Docker explorer

Volume 4, Issue 19; 05 Mar 2020

A small hack combining Emacs, docker, and MarkLogic log files.

In my day job, I work on MarkLogic server (and other things). For years, I’ve been doing this by running the server in a Docker container (or often a small cluster of such containers). This isolates my development environment from changes in my laptop (not just OS upgrades, but changing the whole OS).

A typical session goes like this: start a container, start the server, start working on some code, open a shell window, exec into the container, tail -f a log file, go on about my work. This is fine until some bit of code squirts a whole lot of lines into the log file, then I’m scrolling around looking for bits. If I need to search the log, maybe I hack about with cat and grep or maybe I just bring in the big guns and open the log file in Emacs.

Hold that thought.

A few days ago, I saw the release announcement for a new version of transient. Transient is part of the magic that is Magit. I’m not a hard core magit user, I’ve probably barely scratched the surface, but I love the things it does for me.

A quick skim of the transient project left me none the wiser this time than it had last time. But sometime shortly after, probably in r/emacs, I found a link to Adrien Brochard’s talk about integrating transient into a workflow for managing Kubernetes log files. I’m not usually a fan of video tutorials, but I was curious enough about transient to check it out and it is excellent. Adrien does a fantastic job of leading his audience through both how he approached the problem and how he tackled it. I recommend it highly and if you have to choose between reading the rest of this page and watching that video, watch the video. Go! Shoo! I’ve got nothing significant to add.

I’m sort of serious about that last part.

The log file monitoring example that Adrien describes is the same in all but detail to the situation I described above. And reworking it to solve my problem was both an obvious way to learn a little more about transient and an obvious way to improve my workflow.

The project is docker explorer.
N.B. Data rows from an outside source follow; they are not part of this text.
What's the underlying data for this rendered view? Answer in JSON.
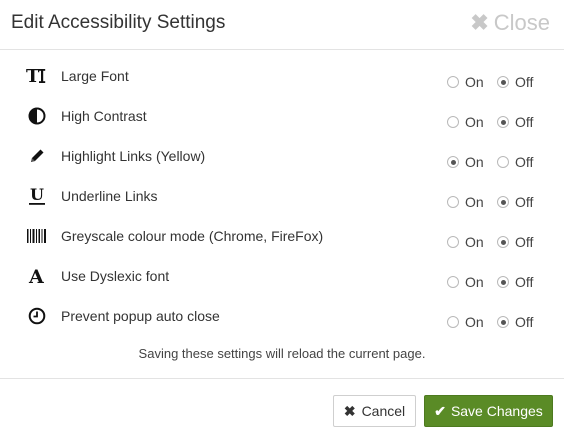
{
  "dialog": {
    "title": "Edit Accessibility Settings",
    "close_label": "Close",
    "close_icon": "close-icon"
  },
  "settings": [
    {
      "icon": "text-size-icon",
      "icon_glyph": "TI",
      "label": "Large Font",
      "on_label": "On",
      "off_label": "Off",
      "selected": "off"
    },
    {
      "icon": "contrast-icon",
      "icon_glyph": "",
      "label": "High Contrast",
      "on_label": "On",
      "off_label": "Off",
      "selected": "off"
    },
    {
      "icon": "pencil-icon",
      "icon_glyph": "",
      "label": "Highlight Links (Yellow)",
      "on_label": "On",
      "off_label": "Off",
      "selected": "on"
    },
    {
      "icon": "underline-icon",
      "icon_glyph": "U",
      "label": "Underline Links",
      "on_label": "On",
      "off_label": "Off",
      "selected": "off"
    },
    {
      "icon": "barcode-icon",
      "icon_glyph": "",
      "label": "Greyscale colour mode (Chrome, FireFox)",
      "on_label": "On",
      "off_label": "Off",
      "selected": "off"
    },
    {
      "icon": "font-icon",
      "icon_glyph": "A",
      "label": "Use Dyslexic font",
      "on_label": "On",
      "off_label": "Off",
      "selected": "off"
    },
    {
      "icon": "clock-icon",
      "icon_glyph": "",
      "label": "Prevent popup auto close",
      "on_label": "On",
      "off_label": "Off",
      "selected": "off"
    }
  ],
  "note": "Saving these settings will reload the current page.",
  "footer": {
    "cancel_label": "Cancel",
    "save_label": "Save Changes"
  },
  "colors": {
    "save_button": "#5a8b26",
    "close_text": "#c8c8c8"
  }
}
Yes, it’s about reading MarkLogic log files, but the real beauty here is how transient connects the idea of building a UX with Emacs.

Type M-x docker-explorer and you’ll get a menu of your docker containers.

Container list

Select a running container and press l to open the logs window. (There’s nothing in this first selection that’s related to transient, but I’m already thinking about adding other commands that would use it.)

Logs list

Finally, pressing t brings up the tail menu:

Log tail

What transient is providing here is a nice, declarative interface to this functionality. The relevant bit of code is this:

(define-transient-command dxp--transient-tail-ml ()
  "Docker Explorer Tail command"
   ("-f" "Follow" "-f")
   ("t" "Tail" dxp--tail-ml-function)])

The “​-f​” flag (which creates a process that continues to tail the log file as it changes) is just a flag. The “​-n​” flag takes an argument and it’s declared with dxp-transient:--lines:

(define-infix-argument dxp-transient:--lines ()
  "Transient support for the lines argument."
  :description "Number of lines"
  :class 'transient-option
  :shortarg "-n"
  :argument "-n ")

There’s lots here I’m still digesting, and lots I frankly don’t understand, but it’s enough to see first hand how cleanly the declarative interface works. I’ll be coming back to explore this in more detail when I have the time.

And bonus: now, instead of fiddling with a shell window and trying to find things with grep, the whole searchable, evolving log file is in an Emacs buffer three or four keystrokes away. Win!

Not bad for an evening’s hacking on the sofa and ~150 lines of Emacs lisp.